(Work order): Please report how many lines in the following material hold the string "icon", giving only the number.

### Source material ###

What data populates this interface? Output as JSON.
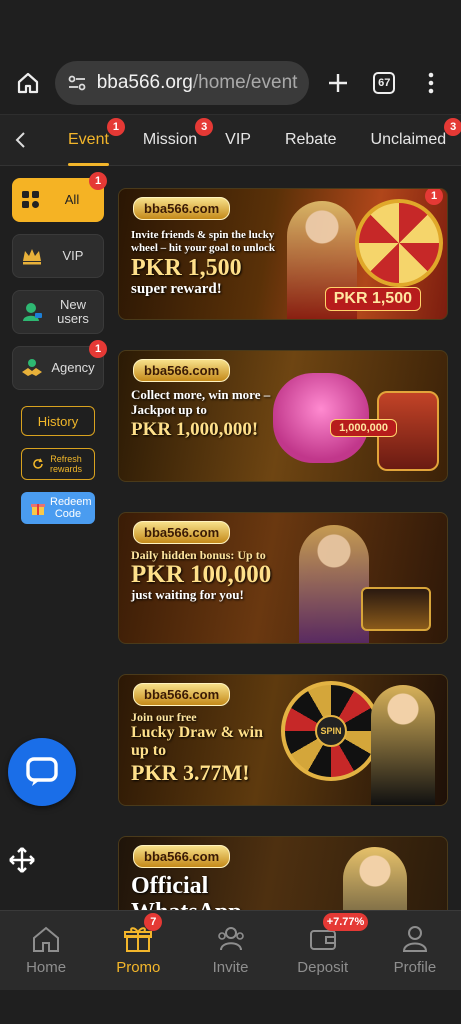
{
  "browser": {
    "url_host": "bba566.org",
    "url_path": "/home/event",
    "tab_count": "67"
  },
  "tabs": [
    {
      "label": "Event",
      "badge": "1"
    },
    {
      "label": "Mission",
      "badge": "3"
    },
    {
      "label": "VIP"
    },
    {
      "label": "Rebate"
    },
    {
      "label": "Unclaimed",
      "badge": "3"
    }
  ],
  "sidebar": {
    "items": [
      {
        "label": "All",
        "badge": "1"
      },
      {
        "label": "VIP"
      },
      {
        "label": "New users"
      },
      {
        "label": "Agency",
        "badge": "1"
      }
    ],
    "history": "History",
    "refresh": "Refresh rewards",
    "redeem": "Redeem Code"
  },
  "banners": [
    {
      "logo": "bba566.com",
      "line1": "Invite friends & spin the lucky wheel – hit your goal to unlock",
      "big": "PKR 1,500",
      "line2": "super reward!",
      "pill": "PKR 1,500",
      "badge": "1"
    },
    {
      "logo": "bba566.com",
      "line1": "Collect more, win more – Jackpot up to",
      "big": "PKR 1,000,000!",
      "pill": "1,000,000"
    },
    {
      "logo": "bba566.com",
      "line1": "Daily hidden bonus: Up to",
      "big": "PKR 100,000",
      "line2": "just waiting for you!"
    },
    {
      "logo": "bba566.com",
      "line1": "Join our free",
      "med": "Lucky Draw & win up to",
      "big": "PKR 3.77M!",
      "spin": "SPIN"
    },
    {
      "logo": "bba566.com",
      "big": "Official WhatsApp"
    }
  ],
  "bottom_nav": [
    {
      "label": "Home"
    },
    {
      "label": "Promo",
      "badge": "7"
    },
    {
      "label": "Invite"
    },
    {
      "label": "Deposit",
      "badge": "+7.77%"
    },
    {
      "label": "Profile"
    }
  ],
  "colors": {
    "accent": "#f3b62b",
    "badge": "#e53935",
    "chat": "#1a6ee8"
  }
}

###
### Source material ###

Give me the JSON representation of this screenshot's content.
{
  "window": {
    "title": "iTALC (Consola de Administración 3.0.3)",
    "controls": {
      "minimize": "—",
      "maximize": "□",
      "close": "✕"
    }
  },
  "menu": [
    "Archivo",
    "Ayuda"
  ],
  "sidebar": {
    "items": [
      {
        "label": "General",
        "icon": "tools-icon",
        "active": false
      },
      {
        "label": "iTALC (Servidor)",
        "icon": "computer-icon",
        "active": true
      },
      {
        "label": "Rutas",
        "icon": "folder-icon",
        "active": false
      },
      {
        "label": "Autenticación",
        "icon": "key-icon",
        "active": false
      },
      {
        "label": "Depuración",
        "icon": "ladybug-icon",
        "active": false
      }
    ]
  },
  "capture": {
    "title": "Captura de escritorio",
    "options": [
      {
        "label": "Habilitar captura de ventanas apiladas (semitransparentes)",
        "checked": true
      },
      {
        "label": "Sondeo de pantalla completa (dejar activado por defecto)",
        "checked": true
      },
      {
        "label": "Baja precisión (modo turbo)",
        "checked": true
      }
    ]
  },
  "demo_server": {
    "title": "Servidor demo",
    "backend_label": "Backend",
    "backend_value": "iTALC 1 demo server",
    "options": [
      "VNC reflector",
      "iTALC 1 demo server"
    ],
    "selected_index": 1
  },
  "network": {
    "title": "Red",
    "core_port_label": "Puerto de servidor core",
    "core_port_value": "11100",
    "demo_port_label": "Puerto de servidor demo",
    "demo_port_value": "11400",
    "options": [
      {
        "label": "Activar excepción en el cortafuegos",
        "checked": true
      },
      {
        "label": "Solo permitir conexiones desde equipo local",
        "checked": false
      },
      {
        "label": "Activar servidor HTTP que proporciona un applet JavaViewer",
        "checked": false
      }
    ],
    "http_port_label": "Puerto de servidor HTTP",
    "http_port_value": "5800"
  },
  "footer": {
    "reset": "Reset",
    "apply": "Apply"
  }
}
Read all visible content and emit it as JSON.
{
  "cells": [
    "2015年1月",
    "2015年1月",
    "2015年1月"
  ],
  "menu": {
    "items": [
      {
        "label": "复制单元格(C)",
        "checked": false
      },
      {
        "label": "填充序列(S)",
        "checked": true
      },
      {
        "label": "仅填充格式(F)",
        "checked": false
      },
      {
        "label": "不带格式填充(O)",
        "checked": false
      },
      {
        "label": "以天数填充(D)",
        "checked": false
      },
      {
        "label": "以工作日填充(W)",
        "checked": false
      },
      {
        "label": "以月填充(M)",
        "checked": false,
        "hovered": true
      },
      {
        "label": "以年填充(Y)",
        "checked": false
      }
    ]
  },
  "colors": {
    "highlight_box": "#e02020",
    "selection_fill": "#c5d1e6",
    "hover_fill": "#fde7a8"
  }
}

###

(Task output): 5